Lastly, the Court examined whether Graf was entitled to any of the $100,000 medical payments coverage under Policy 2, separate from the UM/UIM coverage provided thereunder. Reviewing the language of Policy 2, the Law Court determined that the policy required medical payments coverage to be determined first, and precluded the duplication of payment.  Therefore, concluded the Court “any damages that fall within the $100,000 medical payments coverage should be paid first and remaining damages should be paid from the UM/UIM coverage.” Where the superior court did not determine the amount of medical expenses incurred within three years of the accident or whether any expenses were payable by workers’ compensation, the Court remanded the matter for consideration to determine how much, if any, of the $125,000 of the panel award for medical expenses were incurred within three years of the accident and were not payable by workers’ compensation.

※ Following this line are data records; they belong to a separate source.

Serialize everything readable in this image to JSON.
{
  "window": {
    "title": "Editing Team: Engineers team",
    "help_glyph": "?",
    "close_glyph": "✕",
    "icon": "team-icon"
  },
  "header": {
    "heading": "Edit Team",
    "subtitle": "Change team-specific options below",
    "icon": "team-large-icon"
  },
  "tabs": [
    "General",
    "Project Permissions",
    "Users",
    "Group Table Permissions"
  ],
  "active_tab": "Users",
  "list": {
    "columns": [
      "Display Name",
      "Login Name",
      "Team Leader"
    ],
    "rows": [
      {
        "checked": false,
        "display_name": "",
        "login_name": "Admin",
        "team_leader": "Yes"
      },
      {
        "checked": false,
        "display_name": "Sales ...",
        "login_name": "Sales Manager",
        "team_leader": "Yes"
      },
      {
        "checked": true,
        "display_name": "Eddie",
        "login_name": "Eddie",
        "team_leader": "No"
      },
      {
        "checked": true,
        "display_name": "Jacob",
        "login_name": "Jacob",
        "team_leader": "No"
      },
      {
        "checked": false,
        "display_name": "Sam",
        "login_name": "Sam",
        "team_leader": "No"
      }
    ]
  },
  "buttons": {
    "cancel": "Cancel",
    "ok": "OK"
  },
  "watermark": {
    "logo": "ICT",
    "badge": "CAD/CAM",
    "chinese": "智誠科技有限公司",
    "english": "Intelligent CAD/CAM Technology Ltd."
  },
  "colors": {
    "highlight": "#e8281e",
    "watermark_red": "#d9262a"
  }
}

Judgment affirmed in part, remanded in part.


N. Laurence Willey, Jr., Esq. for Graf

James Main, Esq. for State Farm